Pat was a stay-at-home mom in the 50s and 60s when keeping a “perfect house with perfect children” was the expected norm. It was a difficult goal with a large family. But then, “the times they were a-changing”, and cultural expectations relaxed. In retrospect while my mother-in-law was working to supplement their family income, she acknowledged that she wouldn’t have been totally happy being at home. She required something more than just taking care of the children and the house, something for herself. She worked part time while the kids were young, moving into full time employment when they were older before she returned to school to pursue a degree in fine arts.
My path was similar to hers. I was home with the boys, only taking a part-time job in a flower shop when Adam, my youngest, was in kindergarten. Part time work and a busy family life kept me satisfied for many years. As the kids got older, I realized I wanted something more than part-time work as a florist. I went back to school when Adam was in high school, pursuing a paralegal degree. I obtained my degree and secured my first job in the legal field the year Adam went off to college. And despite the demanding hours and stress, I loved it.
Having watched way too much Father Knows Best and Leave It To Beaver as a child, I entered into parenthood with rose-colored glasses. While I survived the daily domestic drudgery and isolation of early parenting, I never did vacuum the house in heels and pearls like June Cleaver. I didn’t serve Martha Stewart gourmet meals, but nobody went hungry. And while I our house wouldn’t have passed the white glove test, no one died from dust or unvacuumed carpets.

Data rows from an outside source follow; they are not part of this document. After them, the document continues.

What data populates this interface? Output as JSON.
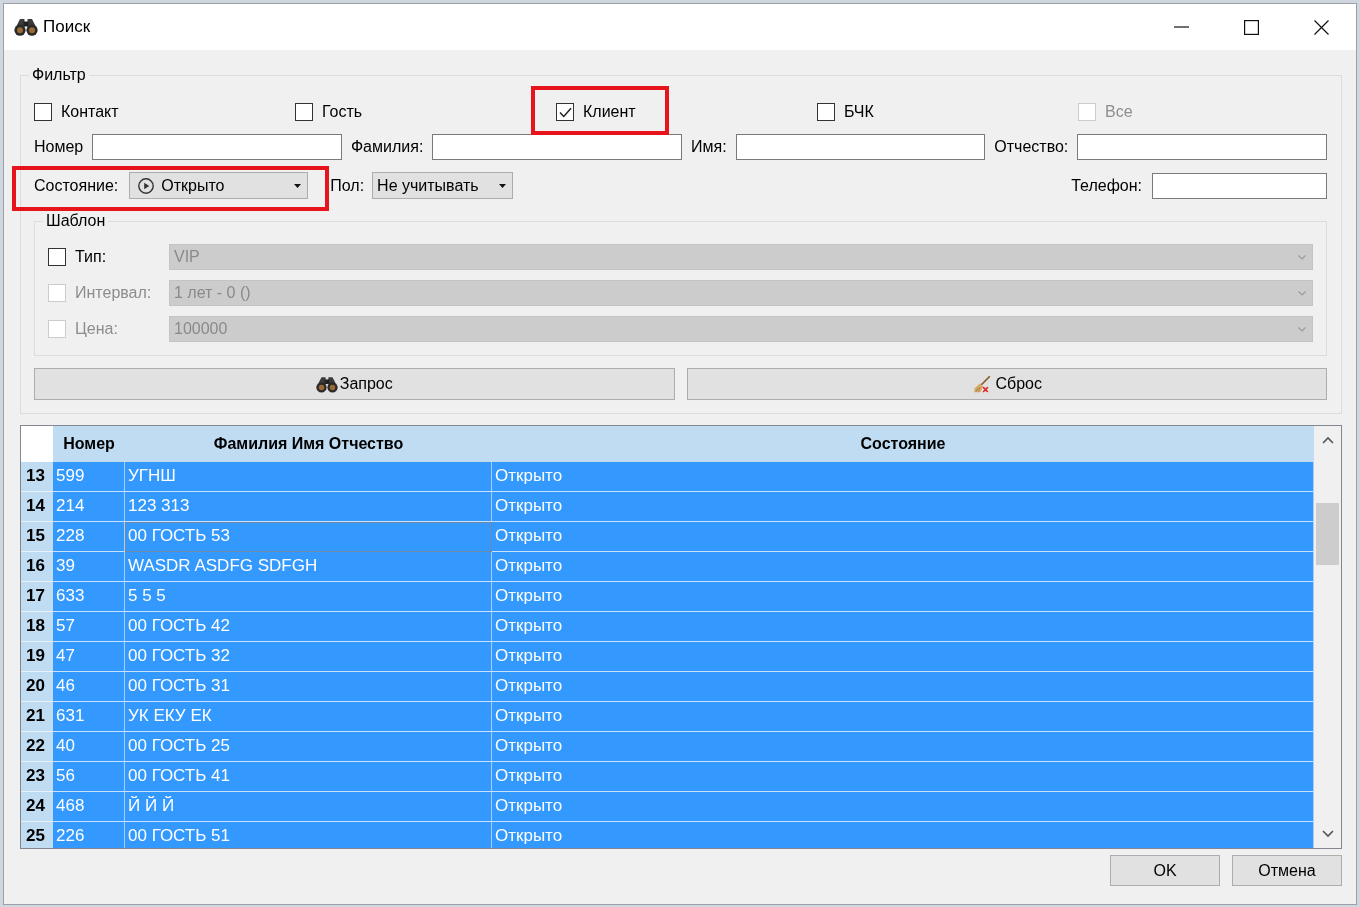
{
  "window": {
    "title": "Поиск"
  },
  "filter": {
    "title": "Фильтр",
    "categories": [
      {
        "label": "Контакт",
        "checked": false,
        "disabled": false,
        "highlighted": false
      },
      {
        "label": "Гость",
        "checked": false,
        "disabled": false,
        "highlighted": false
      },
      {
        "label": "Клиент",
        "checked": true,
        "disabled": false,
        "highlighted": true
      },
      {
        "label": "БЧК",
        "checked": false,
        "disabled": false,
        "highlighted": false
      },
      {
        "label": "Все",
        "checked": false,
        "disabled": true,
        "highlighted": false
      }
    ],
    "fields": [
      {
        "label": "Номер"
      },
      {
        "label": "Фамилия:"
      },
      {
        "label": "Имя:"
      },
      {
        "label": "Отчество:"
      }
    ],
    "state": {
      "label": "Состояние:",
      "value": "Открыто",
      "highlighted": true
    },
    "gender": {
      "label": "Пол:",
      "value": "Не учитывать"
    },
    "phone": {
      "label": "Телефон:"
    },
    "template": {
      "title": "Шаблон",
      "rows": [
        {
          "label": "Тип:",
          "value": "VIP",
          "checked": false,
          "disabled": false
        },
        {
          "label": "Интервал:",
          "value": "1 лет - 0 ()",
          "checked": false,
          "disabled": true
        },
        {
          "label": "Цена:",
          "value": "100000",
          "checked": false,
          "disabled": true
        }
      ]
    },
    "buttons": [
      {
        "label": "Запрос",
        "kind": "query"
      },
      {
        "label": "Сброс",
        "kind": "reset"
      }
    ]
  },
  "table": {
    "columns": [
      "Номер",
      "Фамилия Имя Отчество",
      "Состояние"
    ],
    "rows": [
      {
        "index": "13",
        "number": "599",
        "name": "УГНШ",
        "state": "Открыто",
        "selected": true,
        "focused": false
      },
      {
        "index": "14",
        "number": "214",
        "name": "123 313",
        "state": "Открыто",
        "selected": true,
        "focused": false
      },
      {
        "index": "15",
        "number": "228",
        "name": "00 ГОСТЬ 53",
        "state": "Открыто",
        "selected": true,
        "focused": true
      },
      {
        "index": "16",
        "number": "39",
        "name": "WASDR ASDFG SDFGH",
        "state": "Открыто",
        "selected": true,
        "focused": false
      },
      {
        "index": "17",
        "number": "633",
        "name": "5 5 5",
        "state": "Открыто",
        "selected": true,
        "focused": false
      },
      {
        "index": "18",
        "number": "57",
        "name": "00 ГОСТЬ 42",
        "state": "Открыто",
        "selected": true,
        "focused": false
      },
      {
        "index": "19",
        "number": "47",
        "name": "00 ГОСТЬ 32",
        "state": "Открыто",
        "selected": true,
        "focused": false
      },
      {
        "index": "20",
        "number": "46",
        "name": "00 ГОСТЬ 31",
        "state": "Открыто",
        "selected": true,
        "focused": false
      },
      {
        "index": "21",
        "number": "631",
        "name": "УК ЕКУ ЕК",
        "state": "Открыто",
        "selected": true,
        "focused": false
      },
      {
        "index": "22",
        "number": "40",
        "name": "00 ГОСТЬ 25",
        "state": "Открыто",
        "selected": true,
        "focused": false
      },
      {
        "index": "23",
        "number": "56",
        "name": "00 ГОСТЬ 41",
        "state": "Открыто",
        "selected": true,
        "focused": false
      },
      {
        "index": "24",
        "number": "468",
        "name": "Й Й Й",
        "state": "Открыто",
        "selected": true,
        "focused": false
      },
      {
        "index": "25",
        "number": "226",
        "name": "00 ГОСТЬ 51",
        "state": "Открыто",
        "selected": true,
        "focused": false
      }
    ]
  },
  "buttons": [
    "OK",
    "Отмена"
  ]
}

One concern I did have about being a stay-at-home mom was whether my sons would grow up with a cliched view of marriage from being raised in a fairly traditional home. Luckily, Mr. Smith is a rare man and set a brilliant example for his sons. All our boys know how to cook, change a diaper and clean a toilet.
There’s nothing like snuggling a baby, but I thought parenting became more interesting and fun as the boys grew older and their personalities and interests emerged. You could see glimpses of the person they would mature into. My life became infinitely better when they became more independent and were all able to buckle themselves up in the car and go to the bathroom all on their own.

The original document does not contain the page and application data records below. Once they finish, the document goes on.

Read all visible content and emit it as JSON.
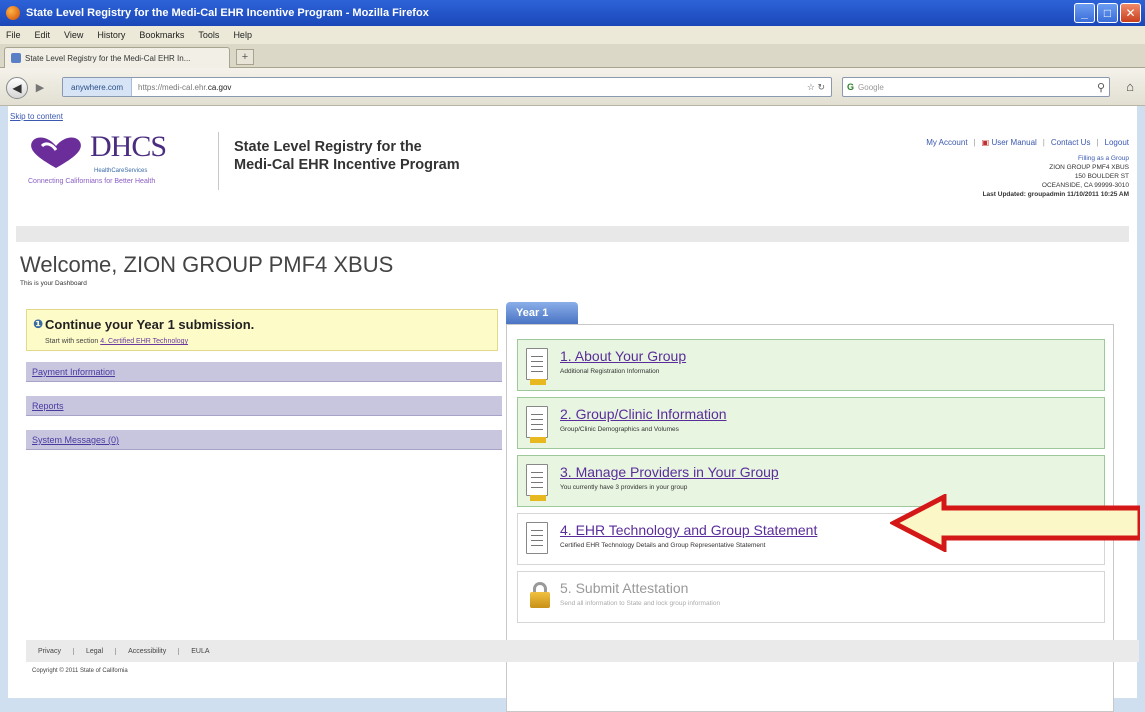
{
  "window": {
    "title": "State Level Registry for the Medi-Cal EHR Incentive Program - Mozilla Firefox",
    "controls": [
      "_",
      "□",
      "✕"
    ]
  },
  "menu": [
    "File",
    "Edit",
    "View",
    "History",
    "Bookmarks",
    "Tools",
    "Help"
  ],
  "tab": {
    "label": "State Level Registry for the Medi-Cal EHR In...",
    "new_tab": "+"
  },
  "nav": {
    "identity": "anywhere.com",
    "url_prefix": "https://medi-cal.ehr.",
    "url_main": "ca.gov",
    "url_controls": "☆ ↻",
    "search_engine": "G",
    "search_placeholder": "Google"
  },
  "page": {
    "skip_link": "Skip to content",
    "logo": {
      "name": "DHCS",
      "subtitle": "HealthCareServices",
      "tagline": "Connecting Californians for Better Health"
    },
    "site_title_line1": "State Level Registry for the",
    "site_title_line2": "Medi-Cal EHR Incentive Program",
    "top_links": {
      "my_account": "My Account",
      "user_manual": "User Manual",
      "contact": "Contact Us",
      "logout": "Logout"
    },
    "org": {
      "role": "Filling as a Group",
      "name": "ZION GROUP PMF4 XBUS",
      "address": "150 BOULDER ST",
      "city": "OCEANSIDE, CA 99999-3010",
      "last_updated": "Last Updated: groupadmin 11/10/2011 10:25 AM"
    },
    "welcome": "Welcome, ZION GROUP PMF4 XBUS",
    "dashboard_sub": "This is your Dashboard",
    "continue": {
      "title": "Continue your Year 1 submission.",
      "sub_prefix": "Start with section",
      "sub_link": "4. Certified EHR Technology"
    },
    "left_menu": [
      "Payment Information",
      "Reports",
      "System Messages (0)"
    ],
    "year_tab": "Year 1",
    "steps": [
      {
        "title": "1. About Your Group",
        "sub": "Additional Registration Information"
      },
      {
        "title": "2. Group/Clinic Information",
        "sub": "Group/Clinic Demographics and Volumes"
      },
      {
        "title": "3. Manage Providers in Your Group",
        "sub": "You currently have 3 providers in your group"
      },
      {
        "title": "4. EHR Technology and Group Statement",
        "sub": "Certified EHR Technology Details and Group Representative Statement"
      },
      {
        "title": "5. Submit Attestation",
        "sub": "Send all information to State and lock group information"
      }
    ],
    "footer": [
      "Privacy",
      "Legal",
      "Accessibility",
      "EULA"
    ],
    "copyright": "Copyright © 2011 State of California"
  }
}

Unfortunately, even a middle-class life like our family had, now often requires two full-time incomes. The U.S. remains the only country in the developed world that does not require employers to offer paid leave for new mothers. Our Canadian neighbors grant new mothers one year of paid maternity leave. New mothers in Finland are entitled to up to three years’ worth of paid leave!
So I’m thinking instead of “mommy wars” between stay-at-home moms and working moms, it would be amazing if that energy would go into forcing the U.S. to step up and invest in maternity leave and child care. There is so much evidence that it would foster a more productive, healthy and creative workforce it just seems like a no brainer.
So, Adam, my answer is that any regrets I might have are far outweighed by the rewards. And I’m grateful. Grateful to the women who came before me and broke the societal molds, making it possible for me to have a choice. Grateful to have been in a situation that allowed me a choice not available to everyone. And grateful to have come out the other side of parenting with three amazing sons.
C’est la vie.